Gather all lines with "Current" from the records.

** Task input follows **

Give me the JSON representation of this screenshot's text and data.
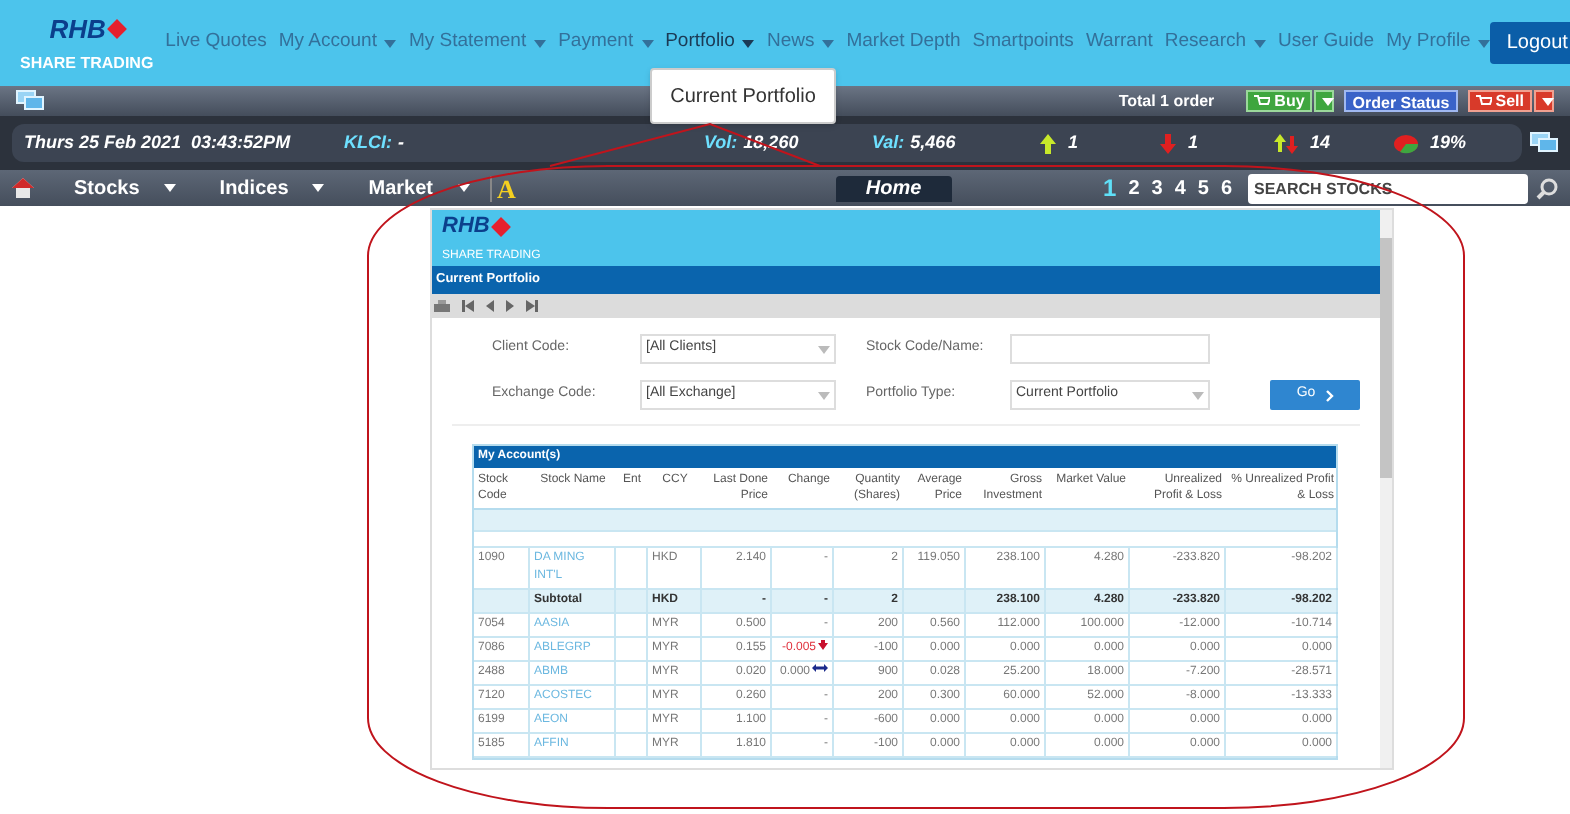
{
  "brand": {
    "logo": "RHB",
    "tagline": "SHARE TRADING"
  },
  "nav": [
    {
      "label": "Live Quotes",
      "has_menu": false,
      "selected": false
    },
    {
      "label": "My Account",
      "has_menu": true,
      "selected": false
    },
    {
      "label": "My Statement",
      "has_menu": true,
      "selected": false
    },
    {
      "label": "Payment",
      "has_menu": true,
      "selected": false
    },
    {
      "label": "Portfolio",
      "has_menu": true,
      "selected": true
    },
    {
      "label": "News",
      "has_menu": true,
      "selected": false
    },
    {
      "label": "Market Depth",
      "has_menu": false,
      "selected": false
    },
    {
      "label": "Smartpoints",
      "has_menu": false,
      "selected": false
    },
    {
      "label": "Warrant",
      "has_menu": false,
      "selected": false
    },
    {
      "label": "Research",
      "has_menu": true,
      "selected": false
    },
    {
      "label": "User Guide",
      "has_menu": false,
      "selected": false
    },
    {
      "label": "My Profile",
      "has_menu": true,
      "selected": false
    }
  ],
  "logout": "Logout",
  "dropdown": {
    "items": [
      "Current Portfolio"
    ]
  },
  "order_bar": {
    "total": "Total 1 order",
    "buy": "Buy",
    "order_status": "Order Status",
    "sell": "Sell"
  },
  "ticker": {
    "datetime": "Thurs 25 Feb 2021  03:43:52PM",
    "klci_label": "KLCI:",
    "klci": "-",
    "vol_label": "Vol:",
    "vol": "18,260",
    "val_label": "Val:",
    "val": "5,466",
    "up": "1",
    "down": "1",
    "unchanged": "14",
    "percent": "19%"
  },
  "menu_bar": {
    "menus": [
      "Stocks",
      "Indices",
      "Market"
    ],
    "font_tool": "A",
    "home_tab": "Home",
    "pages": [
      {
        "label": "1",
        "selected": true
      },
      {
        "label": "2",
        "selected": false
      },
      {
        "label": "3",
        "selected": false
      },
      {
        "label": "4",
        "selected": false
      },
      {
        "label": "5",
        "selected": false
      },
      {
        "label": "6",
        "selected": false
      }
    ],
    "search": {
      "placeholder": "SEARCH STOCKS"
    }
  },
  "portfolio_window": {
    "logo": "RHB",
    "tagline": "SHARE TRADING",
    "title": "Current Portfolio",
    "form": {
      "client_code": {
        "label": "Client Code:",
        "value": "[All Clients]"
      },
      "stock_code": {
        "label": "Stock Code/Name:"
      },
      "exchange_code": {
        "label": "Exchange Code:",
        "value": "[All Exchange]"
      },
      "portfolio_type": {
        "label": "Portfolio Type:",
        "value": "Current Portfolio"
      },
      "go": "Go"
    },
    "table": {
      "title": "My Account(s)",
      "columns": [
        "Stock Code",
        "Stock Name",
        "Ent",
        "CCY",
        "Last Done Price",
        "Change",
        "Quantity (Shares)",
        "Average Price",
        "Gross Investment",
        "Market Value",
        "Unrealized Profit & Loss",
        "% Unrealized Profit & Loss"
      ],
      "rows": [
        {
          "kind": "data",
          "code": "1090",
          "name": "DA MING INT'L",
          "ccy": "HKD",
          "last": "2.140",
          "change": {
            "text": "-",
            "kind": "none"
          },
          "qty": "2",
          "avg": "119.050",
          "gross": "238.100",
          "market": "4.280",
          "upl": "-233.820",
          "upl_pct": "-98.202"
        },
        {
          "kind": "subtotal",
          "name": "Subtotal",
          "ccy": "HKD",
          "last": "-",
          "change": {
            "text": "-",
            "kind": "none"
          },
          "qty": "2",
          "gross": "238.100",
          "market": "4.280",
          "upl": "-233.820",
          "upl_pct": "-98.202"
        },
        {
          "kind": "data",
          "code": "7054",
          "name": "AASIA",
          "ccy": "MYR",
          "last": "0.500",
          "change": {
            "text": "-",
            "kind": "none"
          },
          "qty": "200",
          "avg": "0.560",
          "gross": "112.000",
          "market": "100.000",
          "upl": "-12.000",
          "upl_pct": "-10.714"
        },
        {
          "kind": "data",
          "code": "7086",
          "name": "ABLEGRP",
          "ccy": "MYR",
          "last": "0.155",
          "change": {
            "text": "-0.005",
            "kind": "down"
          },
          "qty": "-100",
          "avg": "0.000",
          "gross": "0.000",
          "market": "0.000",
          "upl": "0.000",
          "upl_pct": "0.000"
        },
        {
          "kind": "data",
          "code": "2488",
          "name": "ABMB",
          "ccy": "MYR",
          "last": "0.020",
          "change": {
            "text": "0.000",
            "kind": "flat"
          },
          "qty": "900",
          "avg": "0.028",
          "gross": "25.200",
          "market": "18.000",
          "upl": "-7.200",
          "upl_pct": "-28.571"
        },
        {
          "kind": "data",
          "code": "7120",
          "name": "ACOSTEC",
          "ccy": "MYR",
          "last": "0.260",
          "change": {
            "text": "-",
            "kind": "none"
          },
          "qty": "200",
          "avg": "0.300",
          "gross": "60.000",
          "market": "52.000",
          "upl": "-8.000",
          "upl_pct": "-13.333"
        },
        {
          "kind": "data",
          "code": "6199",
          "name": "AEON",
          "ccy": "MYR",
          "last": "1.100",
          "change": {
            "text": "-",
            "kind": "none"
          },
          "qty": "-600",
          "avg": "0.000",
          "gross": "0.000",
          "market": "0.000",
          "upl": "0.000",
          "upl_pct": "0.000"
        },
        {
          "kind": "data",
          "code": "5185",
          "name": "AFFIN",
          "ccy": "MYR",
          "last": "1.810",
          "change": {
            "text": "-",
            "kind": "none"
          },
          "qty": "-100",
          "avg": "0.000",
          "gross": "0.000",
          "market": "0.000",
          "upl": "0.000",
          "upl_pct": "0.000"
        }
      ]
    }
  }
}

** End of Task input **

Written solution –
      "Current Portfolio"
    "title": "Current Portfolio",
        "value": "Current Portfolio"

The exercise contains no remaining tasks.